[Collected data]
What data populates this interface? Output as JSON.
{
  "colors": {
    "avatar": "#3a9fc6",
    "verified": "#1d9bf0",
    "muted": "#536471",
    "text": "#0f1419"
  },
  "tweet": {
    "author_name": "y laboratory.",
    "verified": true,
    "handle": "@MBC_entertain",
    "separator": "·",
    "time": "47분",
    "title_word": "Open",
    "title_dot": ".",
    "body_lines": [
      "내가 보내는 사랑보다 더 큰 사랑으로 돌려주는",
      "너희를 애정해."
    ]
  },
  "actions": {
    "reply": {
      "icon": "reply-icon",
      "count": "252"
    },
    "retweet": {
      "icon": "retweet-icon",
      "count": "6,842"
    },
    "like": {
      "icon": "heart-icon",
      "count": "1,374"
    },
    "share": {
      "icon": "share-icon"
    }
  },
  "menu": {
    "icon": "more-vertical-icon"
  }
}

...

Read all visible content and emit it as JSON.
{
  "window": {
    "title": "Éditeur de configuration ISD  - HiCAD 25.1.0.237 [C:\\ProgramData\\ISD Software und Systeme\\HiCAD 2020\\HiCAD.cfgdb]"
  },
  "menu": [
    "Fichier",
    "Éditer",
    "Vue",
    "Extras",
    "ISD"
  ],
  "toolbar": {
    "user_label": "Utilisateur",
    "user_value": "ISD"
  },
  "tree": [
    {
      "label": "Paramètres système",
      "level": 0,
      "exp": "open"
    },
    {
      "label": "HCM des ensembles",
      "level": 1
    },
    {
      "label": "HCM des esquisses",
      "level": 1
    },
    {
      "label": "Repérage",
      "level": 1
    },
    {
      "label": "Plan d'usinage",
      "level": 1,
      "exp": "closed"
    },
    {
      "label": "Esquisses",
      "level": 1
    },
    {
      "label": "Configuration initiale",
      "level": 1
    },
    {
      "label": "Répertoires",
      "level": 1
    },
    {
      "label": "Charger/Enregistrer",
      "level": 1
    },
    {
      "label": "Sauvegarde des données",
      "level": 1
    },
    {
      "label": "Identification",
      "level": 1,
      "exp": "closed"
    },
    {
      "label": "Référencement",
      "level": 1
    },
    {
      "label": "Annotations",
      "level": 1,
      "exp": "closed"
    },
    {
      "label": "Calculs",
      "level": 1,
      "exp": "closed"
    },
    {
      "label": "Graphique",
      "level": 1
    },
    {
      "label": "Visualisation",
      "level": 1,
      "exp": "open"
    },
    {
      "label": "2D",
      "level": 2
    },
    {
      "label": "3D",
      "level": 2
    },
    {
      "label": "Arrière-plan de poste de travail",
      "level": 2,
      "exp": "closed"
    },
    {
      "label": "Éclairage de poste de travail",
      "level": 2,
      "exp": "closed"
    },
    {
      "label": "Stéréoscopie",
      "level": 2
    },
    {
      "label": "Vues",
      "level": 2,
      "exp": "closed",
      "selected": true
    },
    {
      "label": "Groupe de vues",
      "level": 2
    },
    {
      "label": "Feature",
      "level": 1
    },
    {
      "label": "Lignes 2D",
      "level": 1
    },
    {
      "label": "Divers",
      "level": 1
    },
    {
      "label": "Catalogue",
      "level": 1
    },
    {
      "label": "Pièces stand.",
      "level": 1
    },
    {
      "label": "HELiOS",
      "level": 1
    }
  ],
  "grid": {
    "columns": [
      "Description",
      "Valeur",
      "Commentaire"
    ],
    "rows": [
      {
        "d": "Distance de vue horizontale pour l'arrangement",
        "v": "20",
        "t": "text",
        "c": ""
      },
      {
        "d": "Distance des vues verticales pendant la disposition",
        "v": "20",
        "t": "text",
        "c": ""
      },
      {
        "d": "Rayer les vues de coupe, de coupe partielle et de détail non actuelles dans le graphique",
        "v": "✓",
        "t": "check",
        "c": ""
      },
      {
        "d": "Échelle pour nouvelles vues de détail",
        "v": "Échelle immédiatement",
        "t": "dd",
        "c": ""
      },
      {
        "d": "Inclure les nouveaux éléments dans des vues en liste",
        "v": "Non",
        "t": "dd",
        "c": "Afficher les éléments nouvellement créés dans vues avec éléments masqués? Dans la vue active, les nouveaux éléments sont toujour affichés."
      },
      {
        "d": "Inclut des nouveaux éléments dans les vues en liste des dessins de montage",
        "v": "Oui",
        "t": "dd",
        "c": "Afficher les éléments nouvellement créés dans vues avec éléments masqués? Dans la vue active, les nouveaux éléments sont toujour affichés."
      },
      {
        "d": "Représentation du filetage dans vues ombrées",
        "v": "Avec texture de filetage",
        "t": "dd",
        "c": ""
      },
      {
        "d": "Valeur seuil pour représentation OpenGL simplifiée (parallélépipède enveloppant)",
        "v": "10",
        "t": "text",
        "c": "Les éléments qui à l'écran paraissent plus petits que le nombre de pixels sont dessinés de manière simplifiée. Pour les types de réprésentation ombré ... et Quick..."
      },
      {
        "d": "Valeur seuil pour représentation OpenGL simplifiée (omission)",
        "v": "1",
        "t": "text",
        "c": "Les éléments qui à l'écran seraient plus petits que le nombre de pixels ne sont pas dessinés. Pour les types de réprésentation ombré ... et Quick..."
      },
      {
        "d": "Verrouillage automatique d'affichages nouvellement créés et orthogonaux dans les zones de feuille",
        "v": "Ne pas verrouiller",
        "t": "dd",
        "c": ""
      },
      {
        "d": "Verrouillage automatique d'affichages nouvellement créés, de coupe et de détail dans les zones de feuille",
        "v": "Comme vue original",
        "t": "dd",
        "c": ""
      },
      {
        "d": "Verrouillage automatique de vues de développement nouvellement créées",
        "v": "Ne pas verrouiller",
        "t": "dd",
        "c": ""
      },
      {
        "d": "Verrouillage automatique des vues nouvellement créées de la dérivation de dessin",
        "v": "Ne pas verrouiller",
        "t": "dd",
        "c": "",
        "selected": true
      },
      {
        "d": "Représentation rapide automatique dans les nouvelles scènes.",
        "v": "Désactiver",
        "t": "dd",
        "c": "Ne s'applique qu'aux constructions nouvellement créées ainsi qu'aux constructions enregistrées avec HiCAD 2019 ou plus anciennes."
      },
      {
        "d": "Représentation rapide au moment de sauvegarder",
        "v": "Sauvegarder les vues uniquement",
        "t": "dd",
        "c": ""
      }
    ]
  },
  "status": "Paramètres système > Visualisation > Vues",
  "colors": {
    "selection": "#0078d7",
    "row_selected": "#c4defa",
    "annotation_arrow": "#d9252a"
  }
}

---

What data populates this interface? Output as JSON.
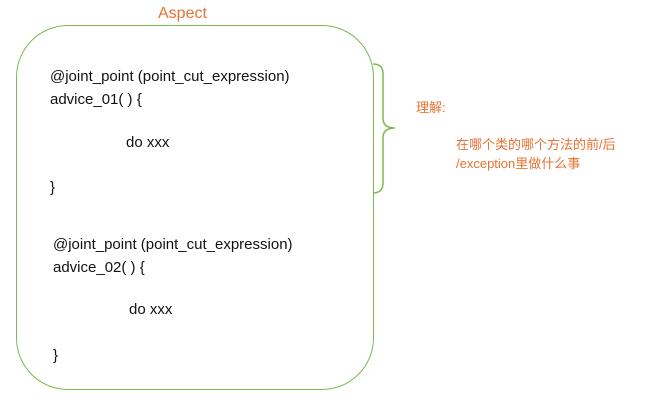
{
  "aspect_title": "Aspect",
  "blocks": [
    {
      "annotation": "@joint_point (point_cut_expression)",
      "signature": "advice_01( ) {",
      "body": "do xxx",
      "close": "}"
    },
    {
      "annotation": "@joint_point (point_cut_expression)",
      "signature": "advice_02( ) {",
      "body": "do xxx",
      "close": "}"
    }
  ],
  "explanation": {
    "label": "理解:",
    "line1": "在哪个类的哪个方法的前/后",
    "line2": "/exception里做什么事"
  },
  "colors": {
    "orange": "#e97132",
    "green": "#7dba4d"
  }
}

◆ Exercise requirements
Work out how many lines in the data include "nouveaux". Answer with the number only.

◆ Written answer
4